The Legislative Council replied to the speech, on the 20th: “The Declaration ... calls forth all our attention. It is an event which necessity has rendered not only justifiable but absolutely unavoidable. It is a decree now worthy of America. We thankfully receive the notification of and rejoice at it; and we are determined at every hazard to endeavour to maintain it ..."
Rutledge responded to this reply, on the same day: “Your determination to endeavour to maintain the independence of the United States, at every hazard, proves that you know the value and are deserving of those rights for which America contends."
The Declaration was approved by the grand jury of Charleston on October 15th.
Very naturally, it also was late before Georgia celebrated the action of Congress in declaring independence. On August 1oth, however, “ 130 A Declaration being received from the Honourable John Hancock, Esq. . his Excellency the President [Bullock], and the Honourable the
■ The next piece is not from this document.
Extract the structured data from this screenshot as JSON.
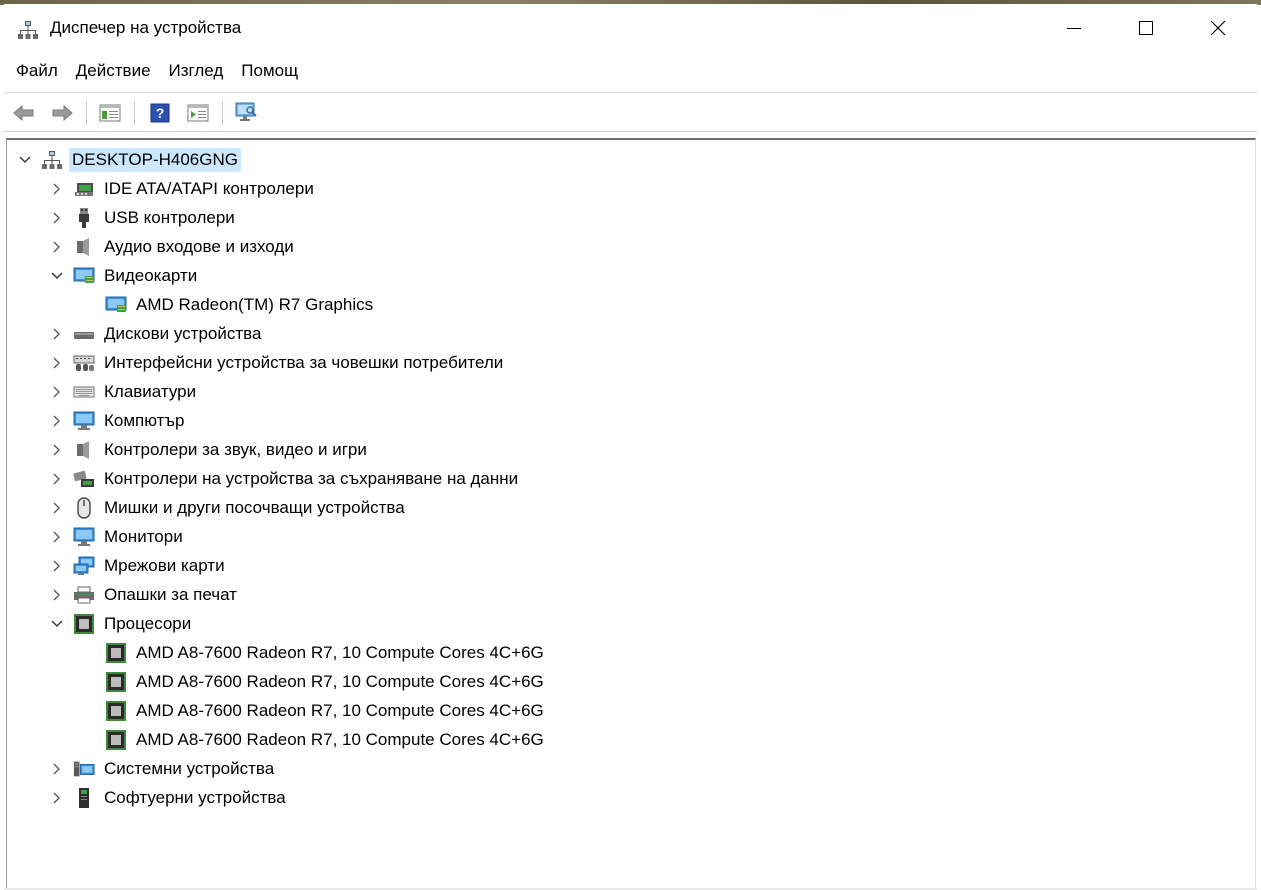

Council met in the Council-Chamber [in Savannah], and read the Declaration. — They then proceeded to the square before the Assembly House, and read it likewise to a great concourse of people, when the grenadier and light infantry companies fired a general volley. After this, they proceeded in the following procession to Liberty Pole :— The grenadiers in front — The Provost Marshal, on horseback, with his sword drawn — The Secretary with the Declaration — His Excellency the President - The Honourable the Council and gentlemen attending — Then the light infantry, and the rest of the militia of the town and district of Savannah. At the Liberty Pole they were met by the Georgia battalion, who, after the reading of the Declaration, discharged their field pieces, and fired in platoons. Upon this they proceeded to the battery, at the Trustees Gardens, where the Declaration was read for the last time, and the cannon of the battery discharged. His Excellency and Council, Col. Lachlan McIntosh, and other gentlemen, with the militia, dined under the cedar trees, and cheerfully drank to the United, Free, and Independant States of America. In the evening the town was illuminated, and there was exhibited a very solemn funeral procession, attended by the grenadier and light infantry companies, and other militia, with their drums, muffled, and fifes, and a greater number of people than ever appeared on any occasion before in this province, when George the Third was interred before the court-house in the following manner: 'Forasmuch as George the Third, of Great Britain, hath most flagrantly violated his coronation oath, and trampled upon the constitution of our country, and the sacred
rights of mankind, we therefore commit his political existence to the ground, corruption to corruption, tyranny to the grave, and oppression to eternal infamy; in sure and certain hope that he will never obtain a resurrection to rule again over these United States of America; but my friends and fellow citizens, let us not be sorry, as men without hope, for TYRANTS that thus depart; rather let us remember America is free and independent, that she is, and will be, with the blessing of the Almighty, GREAT among the nations of the earth. Let this encourage us in well doing, to fight for our rights and privileges, for our wives and children, for all that is near and dear to us. May God give us his blessing, and let all the people say
AMEN.'" “ 131 With similar joy was the Declaration of Independence welcomed in the other parishes of Georgia. St. John's Parish, the Home of Hall and Gwinnett, two of the signers, was most pronounced in its demonstrations of approval."